Ischemic Heart Disease is the number one killer in developed countries with high blood pressure as the main risk factor for developing this disease (WHO, 2016).
A straight forward way to lower blood pressure levels is to increase the amount of fresh fruits and vegetables in the diet and reduce the levels red meats, eggs, and dairy.
Yokoyoma et al. (2014) conducted a systemic review and meta-analysis of controlled clinical trials and observational studies that examined the association between vegetarian diets and blood pressure (BP).
All studies met the inclusion criteria of the use of (1) participants older than 20 years, (2) vegetarian diets as an exposure or intervention, (3) mean difference in BP as an outcome, (4) a controlled trial or observational study design.

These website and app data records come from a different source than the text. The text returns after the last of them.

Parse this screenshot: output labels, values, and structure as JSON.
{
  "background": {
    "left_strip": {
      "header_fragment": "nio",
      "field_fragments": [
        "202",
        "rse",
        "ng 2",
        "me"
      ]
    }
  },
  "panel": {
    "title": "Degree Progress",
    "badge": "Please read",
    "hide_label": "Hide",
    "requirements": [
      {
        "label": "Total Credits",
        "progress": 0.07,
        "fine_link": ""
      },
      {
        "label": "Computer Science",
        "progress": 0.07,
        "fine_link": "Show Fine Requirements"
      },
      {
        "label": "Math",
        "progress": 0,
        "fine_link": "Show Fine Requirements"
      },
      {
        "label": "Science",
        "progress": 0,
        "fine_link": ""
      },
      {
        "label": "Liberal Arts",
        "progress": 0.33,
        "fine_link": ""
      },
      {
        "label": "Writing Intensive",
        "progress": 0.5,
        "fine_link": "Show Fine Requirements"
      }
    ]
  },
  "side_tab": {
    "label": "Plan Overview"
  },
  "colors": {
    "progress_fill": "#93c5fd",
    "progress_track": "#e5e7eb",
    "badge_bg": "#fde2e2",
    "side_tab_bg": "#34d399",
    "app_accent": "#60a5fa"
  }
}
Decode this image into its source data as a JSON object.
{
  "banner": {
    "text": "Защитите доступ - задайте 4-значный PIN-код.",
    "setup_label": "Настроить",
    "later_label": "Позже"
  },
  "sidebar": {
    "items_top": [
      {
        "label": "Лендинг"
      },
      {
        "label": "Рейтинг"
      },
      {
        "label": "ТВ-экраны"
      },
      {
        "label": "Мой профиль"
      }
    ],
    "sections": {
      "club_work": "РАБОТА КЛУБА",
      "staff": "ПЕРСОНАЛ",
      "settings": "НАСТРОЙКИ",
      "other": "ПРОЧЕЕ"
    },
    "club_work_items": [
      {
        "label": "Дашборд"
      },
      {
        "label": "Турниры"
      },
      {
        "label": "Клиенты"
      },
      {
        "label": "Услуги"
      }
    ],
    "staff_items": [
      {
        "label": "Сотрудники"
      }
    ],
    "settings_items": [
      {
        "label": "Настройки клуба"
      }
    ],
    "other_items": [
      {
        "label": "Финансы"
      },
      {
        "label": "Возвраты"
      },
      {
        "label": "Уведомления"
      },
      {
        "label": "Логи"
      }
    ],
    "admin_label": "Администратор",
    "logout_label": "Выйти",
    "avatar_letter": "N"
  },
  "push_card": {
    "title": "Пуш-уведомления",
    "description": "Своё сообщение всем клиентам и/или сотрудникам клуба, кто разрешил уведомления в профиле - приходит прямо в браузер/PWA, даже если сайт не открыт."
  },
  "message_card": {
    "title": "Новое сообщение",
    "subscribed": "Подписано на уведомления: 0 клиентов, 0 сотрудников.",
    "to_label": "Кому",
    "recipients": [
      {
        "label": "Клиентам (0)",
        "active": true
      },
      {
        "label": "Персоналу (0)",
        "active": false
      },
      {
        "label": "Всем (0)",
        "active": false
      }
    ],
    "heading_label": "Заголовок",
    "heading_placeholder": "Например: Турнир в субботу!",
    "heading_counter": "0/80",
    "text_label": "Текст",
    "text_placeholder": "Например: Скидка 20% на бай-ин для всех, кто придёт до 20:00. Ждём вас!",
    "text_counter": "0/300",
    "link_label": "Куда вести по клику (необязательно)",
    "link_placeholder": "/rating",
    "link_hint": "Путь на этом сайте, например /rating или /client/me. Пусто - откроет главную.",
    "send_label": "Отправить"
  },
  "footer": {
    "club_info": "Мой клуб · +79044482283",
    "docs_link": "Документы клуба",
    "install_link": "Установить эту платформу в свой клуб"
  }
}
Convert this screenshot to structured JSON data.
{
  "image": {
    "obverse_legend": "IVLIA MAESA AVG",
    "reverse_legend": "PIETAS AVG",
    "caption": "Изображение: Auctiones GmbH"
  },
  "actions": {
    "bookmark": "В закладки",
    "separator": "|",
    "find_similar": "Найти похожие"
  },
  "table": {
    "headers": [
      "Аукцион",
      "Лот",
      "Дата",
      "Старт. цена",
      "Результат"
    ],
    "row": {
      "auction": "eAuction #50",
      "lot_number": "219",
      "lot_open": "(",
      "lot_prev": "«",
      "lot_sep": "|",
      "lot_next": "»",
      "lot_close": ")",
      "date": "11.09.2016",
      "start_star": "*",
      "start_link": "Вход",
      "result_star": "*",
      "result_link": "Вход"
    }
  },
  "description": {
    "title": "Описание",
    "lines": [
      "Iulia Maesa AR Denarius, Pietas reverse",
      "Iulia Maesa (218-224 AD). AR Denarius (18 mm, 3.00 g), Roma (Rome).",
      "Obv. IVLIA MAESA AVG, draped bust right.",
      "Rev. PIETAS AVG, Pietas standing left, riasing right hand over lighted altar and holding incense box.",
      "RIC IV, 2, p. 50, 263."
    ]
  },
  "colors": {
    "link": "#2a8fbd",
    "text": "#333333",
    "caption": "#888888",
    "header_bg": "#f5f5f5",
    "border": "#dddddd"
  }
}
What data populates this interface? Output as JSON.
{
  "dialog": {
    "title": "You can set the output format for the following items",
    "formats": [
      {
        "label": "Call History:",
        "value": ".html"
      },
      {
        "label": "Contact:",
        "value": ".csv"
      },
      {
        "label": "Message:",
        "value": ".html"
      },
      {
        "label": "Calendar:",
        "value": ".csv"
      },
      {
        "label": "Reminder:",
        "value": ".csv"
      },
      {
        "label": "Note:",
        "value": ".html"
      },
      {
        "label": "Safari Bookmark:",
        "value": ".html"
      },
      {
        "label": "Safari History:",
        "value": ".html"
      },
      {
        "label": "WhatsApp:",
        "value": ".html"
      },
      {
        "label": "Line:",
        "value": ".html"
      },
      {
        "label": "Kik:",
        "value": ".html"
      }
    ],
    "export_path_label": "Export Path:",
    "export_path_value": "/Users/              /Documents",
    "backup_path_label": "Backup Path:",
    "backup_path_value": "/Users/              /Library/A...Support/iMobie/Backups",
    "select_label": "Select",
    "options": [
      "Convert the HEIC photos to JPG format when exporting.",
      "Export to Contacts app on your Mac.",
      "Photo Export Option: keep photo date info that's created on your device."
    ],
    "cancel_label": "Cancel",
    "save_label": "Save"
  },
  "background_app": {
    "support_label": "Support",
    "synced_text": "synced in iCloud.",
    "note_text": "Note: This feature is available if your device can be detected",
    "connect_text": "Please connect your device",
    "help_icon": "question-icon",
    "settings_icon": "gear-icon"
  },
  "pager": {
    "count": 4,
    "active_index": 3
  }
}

The main outcome and measures were the net differences in systolic and diastolic BP associated with the consumption of vegetarian diets were assessed.
They examined 258 studies and identified 7 clinical trials and 32 observational studies that met the inclusion criteria. In the 7 controlled trials (a total of 311 participants, mean age, 44.5 years), consumption of vegetarian diets was associated with a reduction in mean systolic BP —4.7 mm Hg and diastolic BP —2.2 mm Hg compared with the consumption of omnivorous diets. In the 32 observational studies (a total of 21,504 participants, mean age, 46.6 years), consumption of vegetarian diets was associated with lower mean systolic BP —6.9 HG and diastolic BP —4.7 HG compared with the consumption of omnivorous diets.
The conclusion: Consumption of vegetarian diets is associated with lower Blood Pressure. Such diets could be a useful nonpharmacologic means for reducing Blood Pressure.
No. 7 Systemic Booster: The New Longevity. 1 tsp daily mixed with diluted juice.
Organic Garlic– 1-2 capsule daily.
- Willett, W., Rockström, J., Loken, B., Springmann, M., Lang, T., Vermeulen, S., … & Jonell, M. (2019). Food in the Anthropocene: the EAT–Lancet Commission on healthy diets from sustainable food systems. The Lancet, 393(10170), 447-492.
- Yokoyama, Y., Nishimura, K., Barnard, N. D., Takegami, M., Watanabe, M., Sekikawa, A., … & Miyamoto, Y. (2014). Vegetarian diets and blood pressure: a meta-analysis. JAMA internal medicine, 174(4), 577-587.
To your health,
We have developed our products based on scientific research and/or the practical experience of many healthcare practitioners. There is a growing body of literature on food based nutrition and supplements and their application in support of our health. Please use our products under the advisement of your doctor.
Transformation to healthy diets by 2050 will require substantial dietary shifts. Global consumption of fruits, vegetables, nuts and legumes will have to double, and consumption of foods such as red meat and sugar with have to be reduced by more than 50%. A diet rich in plant-based foods and with fewer animal source foods confers both improved health and environmental benefits. (Walter Willett MD, Harvard T.H. Chan School of Public Health, 2019)
©2005 – 2019 BioImmersion Inc. All Rights Reserved